= What to work on =
In your copy, set down the entries exactly and exclude the pictures.

*****

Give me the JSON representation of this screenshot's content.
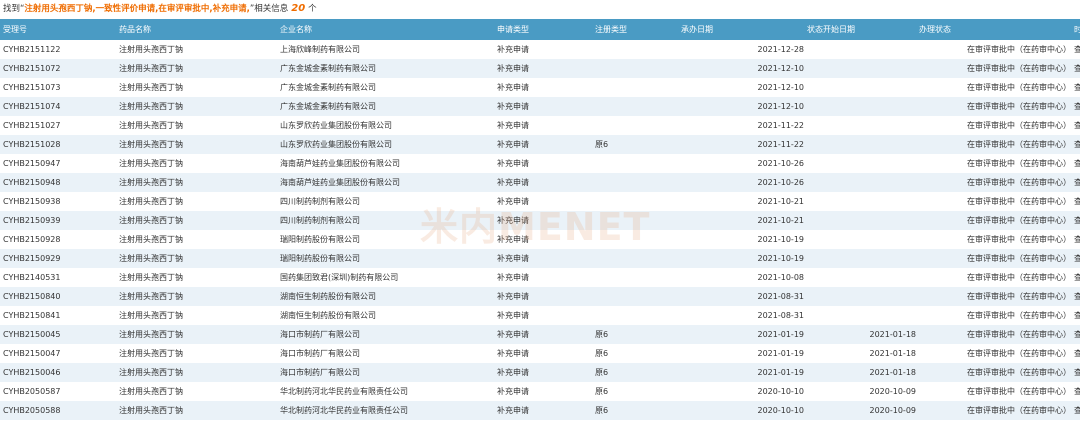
{
  "summary": {
    "prefix": "找到“",
    "query": "注射用头孢西丁钠,一致性评价申请,在审评审批中,补充申请,",
    "middle": "”相关信息",
    "count": "20",
    "suffix": "个"
  },
  "columns": {
    "id": "受理号",
    "drug": "药品名称",
    "company": "企业名称",
    "app_type": "申请类型",
    "reg_type": "注册类型",
    "date": "承办日期",
    "start_date": "状态开始日期",
    "status": "办理状态",
    "time": "时间轴"
  },
  "watermark": "米内MENET",
  "rows": [
    {
      "id": "CYHB2151122",
      "drug": "注射用头孢西丁钠",
      "company": "上海欣峰制药有限公司",
      "app_type": "补充申请",
      "reg_type": "",
      "date": "2021-12-28",
      "start_date": "",
      "status": "在审评审批中（在药审中心）",
      "view": "查看"
    },
    {
      "id": "CYHB2151072",
      "drug": "注射用头孢西丁钠",
      "company": "广东金城金素制药有限公司",
      "app_type": "补充申请",
      "reg_type": "",
      "date": "2021-12-10",
      "start_date": "",
      "status": "在审评审批中（在药审中心）",
      "view": "查看"
    },
    {
      "id": "CYHB2151073",
      "drug": "注射用头孢西丁钠",
      "company": "广东金城金素制药有限公司",
      "app_type": "补充申请",
      "reg_type": "",
      "date": "2021-12-10",
      "start_date": "",
      "status": "在审评审批中（在药审中心）",
      "view": "查看"
    },
    {
      "id": "CYHB2151074",
      "drug": "注射用头孢西丁钠",
      "company": "广东金城金素制药有限公司",
      "app_type": "补充申请",
      "reg_type": "",
      "date": "2021-12-10",
      "start_date": "",
      "status": "在审评审批中（在药审中心）",
      "view": "查看"
    },
    {
      "id": "CYHB2151027",
      "drug": "注射用头孢西丁钠",
      "company": "山东罗欣药业集团股份有限公司",
      "app_type": "补充申请",
      "reg_type": "",
      "date": "2021-11-22",
      "start_date": "",
      "status": "在审评审批中（在药审中心）",
      "view": "查看"
    },
    {
      "id": "CYHB2151028",
      "drug": "注射用头孢西丁钠",
      "company": "山东罗欣药业集团股份有限公司",
      "app_type": "补充申请",
      "reg_type": "原6",
      "date": "2021-11-22",
      "start_date": "",
      "status": "在审评审批中（在药审中心）",
      "view": "查看"
    },
    {
      "id": "CYHB2150947",
      "drug": "注射用头孢西丁钠",
      "company": "海南葫芦娃药业集团股份有限公司",
      "app_type": "补充申请",
      "reg_type": "",
      "date": "2021-10-26",
      "start_date": "",
      "status": "在审评审批中（在药审中心）",
      "view": "查看"
    },
    {
      "id": "CYHB2150948",
      "drug": "注射用头孢西丁钠",
      "company": "海南葫芦娃药业集团股份有限公司",
      "app_type": "补充申请",
      "reg_type": "",
      "date": "2021-10-26",
      "start_date": "",
      "status": "在审评审批中（在药审中心）",
      "view": "查看"
    },
    {
      "id": "CYHB2150938",
      "drug": "注射用头孢西丁钠",
      "company": "四川制药制剂有限公司",
      "app_type": "补充申请",
      "reg_type": "",
      "date": "2021-10-21",
      "start_date": "",
      "status": "在审评审批中（在药审中心）",
      "view": "查看"
    },
    {
      "id": "CYHB2150939",
      "drug": "注射用头孢西丁钠",
      "company": "四川制药制剂有限公司",
      "app_type": "补充申请",
      "reg_type": "",
      "date": "2021-10-21",
      "start_date": "",
      "status": "在审评审批中（在药审中心）",
      "view": "查看"
    },
    {
      "id": "CYHB2150928",
      "drug": "注射用头孢西丁钠",
      "company": "瑞阳制药股份有限公司",
      "app_type": "补充申请",
      "reg_type": "",
      "date": "2021-10-19",
      "start_date": "",
      "status": "在审评审批中（在药审中心）",
      "view": "查看"
    },
    {
      "id": "CYHB2150929",
      "drug": "注射用头孢西丁钠",
      "company": "瑞阳制药股份有限公司",
      "app_type": "补充申请",
      "reg_type": "",
      "date": "2021-10-19",
      "start_date": "",
      "status": "在审评审批中（在药审中心）",
      "view": "查看"
    },
    {
      "id": "CYHB2140531",
      "drug": "注射用头孢西丁钠",
      "company": "国药集团致君(深圳)制药有限公司",
      "app_type": "补充申请",
      "reg_type": "",
      "date": "2021-10-08",
      "start_date": "",
      "status": "在审评审批中（在药审中心）",
      "view": "查看"
    },
    {
      "id": "CYHB2150840",
      "drug": "注射用头孢西丁钠",
      "company": "湖南恒生制药股份有限公司",
      "app_type": "补充申请",
      "reg_type": "",
      "date": "2021-08-31",
      "start_date": "",
      "status": "在审评审批中（在药审中心）",
      "view": "查看"
    },
    {
      "id": "CYHB2150841",
      "drug": "注射用头孢西丁钠",
      "company": "湖南恒生制药股份有限公司",
      "app_type": "补充申请",
      "reg_type": "",
      "date": "2021-08-31",
      "start_date": "",
      "status": "在审评审批中（在药审中心）",
      "view": "查看"
    },
    {
      "id": "CYHB2150045",
      "drug": "注射用头孢西丁钠",
      "company": "海口市制药厂有限公司",
      "app_type": "补充申请",
      "reg_type": "原6",
      "date": "2021-01-19",
      "start_date": "2021-01-18",
      "status": "在审评审批中（在药审中心）",
      "view": "查看"
    },
    {
      "id": "CYHB2150047",
      "drug": "注射用头孢西丁钠",
      "company": "海口市制药厂有限公司",
      "app_type": "补充申请",
      "reg_type": "原6",
      "date": "2021-01-19",
      "start_date": "2021-01-18",
      "status": "在审评审批中（在药审中心）",
      "view": "查看"
    },
    {
      "id": "CYHB2150046",
      "drug": "注射用头孢西丁钠",
      "company": "海口市制药厂有限公司",
      "app_type": "补充申请",
      "reg_type": "原6",
      "date": "2021-01-19",
      "start_date": "2021-01-18",
      "status": "在审评审批中（在药审中心）",
      "view": "查看"
    },
    {
      "id": "CYHB2050587",
      "drug": "注射用头孢西丁钠",
      "company": "华北制药河北华民药业有限责任公司",
      "app_type": "补充申请",
      "reg_type": "原6",
      "date": "2020-10-10",
      "start_date": "2020-10-09",
      "status": "在审评审批中（在药审中心）",
      "view": "查看"
    },
    {
      "id": "CYHB2050588",
      "drug": "注射用头孢西丁钠",
      "company": "华北制药河北华民药业有限责任公司",
      "app_type": "补充申请",
      "reg_type": "原6",
      "date": "2020-10-10",
      "start_date": "2020-10-09",
      "status": "在审评审批中（在药审中心）",
      "view": "查看"
    }
  ]
}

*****

= Problem solution =
Give me the JSON representation of this screenshot's content.
{
  "summary": {
    "prefix": "找到“",
    "query": "注射用头孢西丁钠,一致性评价申请,在审评审批中,补充申请,",
    "middle": "”相关信息",
    "count": "20",
    "suffix": "个"
  },
  "columns": {
    "id": "受理号",
    "drug": "药品名称",
    "company": "企业名称",
    "app_type": "申请类型",
    "reg_type": "注册类型",
    "date": "承办日期",
    "start_date": "状态开始日期",
    "status": "办理状态",
    "time": "时间轴"
  },
  "watermark": "米内MENET",
  "rows": [
    {
      "id": "CYHB2151122",
      "drug": "注射用头孢西丁钠",
      "company": "上海欣峰制药有限公司",
      "app_type": "补充申请",
      "reg_type": "",
      "date": "2021-12-28",
      "start_date": "",
      "status": "在审评审批中（在药审中心）",
      "view": "查看"
    },
    {
      "id": "CYHB2151072",
      "drug": "注射用头孢西丁钠",
      "company": "广东金城金素制药有限公司",
      "app_type": "补充申请",
      "reg_type": "",
      "date": "2021-12-10",
      "start_date": "",
      "status": "在审评审批中（在药审中心）",
      "view": "查看"
    },
    {
      "id": "CYHB2151073",
      "drug": "注射用头孢西丁钠",
      "company": "广东金城金素制药有限公司",
      "app_type": "补充申请",
      "reg_type": "",
      "date": "2021-12-10",
      "start_date": "",
      "status": "在审评审批中（在药审中心）",
      "view": "查看"
    },
    {
      "id": "CYHB2151074",
      "drug": "注射用头孢西丁钠",
      "company": "广东金城金素制药有限公司",
      "app_type": "补充申请",
      "reg_type": "",
      "date": "2021-12-10",
      "start_date": "",
      "status": "在审评审批中（在药审中心）",
      "view": "查看"
    },
    {
      "id": "CYHB2151027",
      "drug": "注射用头孢西丁钠",
      "company": "山东罗欣药业集团股份有限公司",
      "app_type": "补充申请",
      "reg_type": "",
      "date": "2021-11-22",
      "start_date": "",
      "status": "在审评审批中（在药审中心）",
      "view": "查看"
    },
    {
      "id": "CYHB2151028",
      "drug": "注射用头孢西丁钠",
      "company": "山东罗欣药业集团股份有限公司",
      "app_type": "补充申请",
      "reg_type": "原6",
      "date": "2021-11-22",
      "start_date": "",
      "status": "在审评审批中（在药审中心）",
      "view": "查看"
    },
    {
      "id": "CYHB2150947",
      "drug": "注射用头孢西丁钠",
      "company": "海南葫芦娃药业集团股份有限公司",
      "app_type": "补充申请",
      "reg_type": "",
      "date": "2021-10-26",
      "start_date": "",
      "status": "在审评审批中（在药审中心）",
      "view": "查看"
    },
    {
      "id": "CYHB2150948",
      "drug": "注射用头孢西丁钠",
      "company": "海南葫芦娃药业集团股份有限公司",
      "app_type": "补充申请",
      "reg_type": "",
      "date": "2021-10-26",
      "start_date": "",
      "status": "在审评审批中（在药审中心）",
      "view": "查看"
    },
    {
      "id": "CYHB2150938",
      "drug": "注射用头孢西丁钠",
      "company": "四川制药制剂有限公司",
      "app_type": "补充申请",
      "reg_type": "",
      "date": "2021-10-21",
      "start_date": "",
      "status": "在审评审批中（在药审中心）",
      "view": "查看"
    },
    {
      "id": "CYHB2150939",
      "drug": "注射用头孢西丁钠",
      "company": "四川制药制剂有限公司",
      "app_type": "补充申请",
      "reg_type": "",
      "date": "2021-10-21",
      "start_date": "",
      "status": "在审评审批中（在药审中心）",
      "view": "查看"
    },
    {
      "id": "CYHB2150928",
      "drug": "注射用头孢西丁钠",
      "company": "瑞阳制药股份有限公司",
      "app_type": "补充申请",
      "reg_type": "",
      "date": "2021-10-19",
      "start_date": "",
      "status": "在审评审批中（在药审中心）",
      "view": "查看"
    },
    {
      "id": "CYHB2150929",
      "drug": "注射用头孢西丁钠",
      "company": "瑞阳制药股份有限公司",
      "app_type": "补充申请",
      "reg_type": "",
      "date": "2021-10-19",
      "start_date": "",
      "status": "在审评审批中（在药审中心）",
      "view": "查看"
    },
    {
      "id": "CYHB2140531",
      "drug": "注射用头孢西丁钠",
      "company": "国药集团致君(深圳)制药有限公司",
      "app_type": "补充申请",
      "reg_type": "",
      "date": "2021-10-08",
      "start_date": "",
      "status": "在审评审批中（在药审中心）",
      "view": "查看"
    },
    {
      "id": "CYHB2150840",
      "drug": "注射用头孢西丁钠",
      "company": "湖南恒生制药股份有限公司",
      "app_type": "补充申请",
      "reg_type": "",
      "date": "2021-08-31",
      "start_date": "",
      "status": "在审评审批中（在药审中心）",
      "view": "查看"
    },
    {
      "id": "CYHB2150841",
      "drug": "注射用头孢西丁钠",
      "company": "湖南恒生制药股份有限公司",
      "app_type": "补充申请",
      "reg_type": "",
      "date": "2021-08-31",
      "start_date": "",
      "status": "在审评审批中（在药审中心）",
      "view": "查看"
    },
    {
      "id": "CYHB2150045",
      "drug": "注射用头孢西丁钠",
      "company": "海口市制药厂有限公司",
      "app_type": "补充申请",
      "reg_type": "原6",
      "date": "2021-01-19",
      "start_date": "2021-01-18",
      "status": "在审评审批中（在药审中心）",
      "view": "查看"
    },
    {
      "id": "CYHB2150047",
      "drug": "注射用头孢西丁钠",
      "company": "海口市制药厂有限公司",
      "app_type": "补充申请",
      "reg_type": "原6",
      "date": "2021-01-19",
      "start_date": "2021-01-18",
      "status": "在审评审批中（在药审中心）",
      "view": "查看"
    },
    {
      "id": "CYHB2150046",
      "drug": "注射用头孢西丁钠",
      "company": "海口市制药厂有限公司",
      "app_type": "补充申请",
      "reg_type": "原6",
      "date": "2021-01-19",
      "start_date": "2021-01-18",
      "status": "在审评审批中（在药审中心）",
      "view": "查看"
    },
    {
      "id": "CYHB2050587",
      "drug": "注射用头孢西丁钠",
      "company": "华北制药河北华民药业有限责任公司",
      "app_type": "补充申请",
      "reg_type": "原6",
      "date": "2020-10-10",
      "start_date": "2020-10-09",
      "status": "在审评审批中（在药审中心）",
      "view": "查看"
    },
    {
      "id": "CYHB2050588",
      "drug": "注射用头孢西丁钠",
      "company": "华北制药河北华民药业有限责任公司",
      "app_type": "补充申请",
      "reg_type": "原6",
      "date": "2020-10-10",
      "start_date": "2020-10-09",
      "status": "在审评审批中（在药审中心）",
      "view": "查看"
    }
  ]
}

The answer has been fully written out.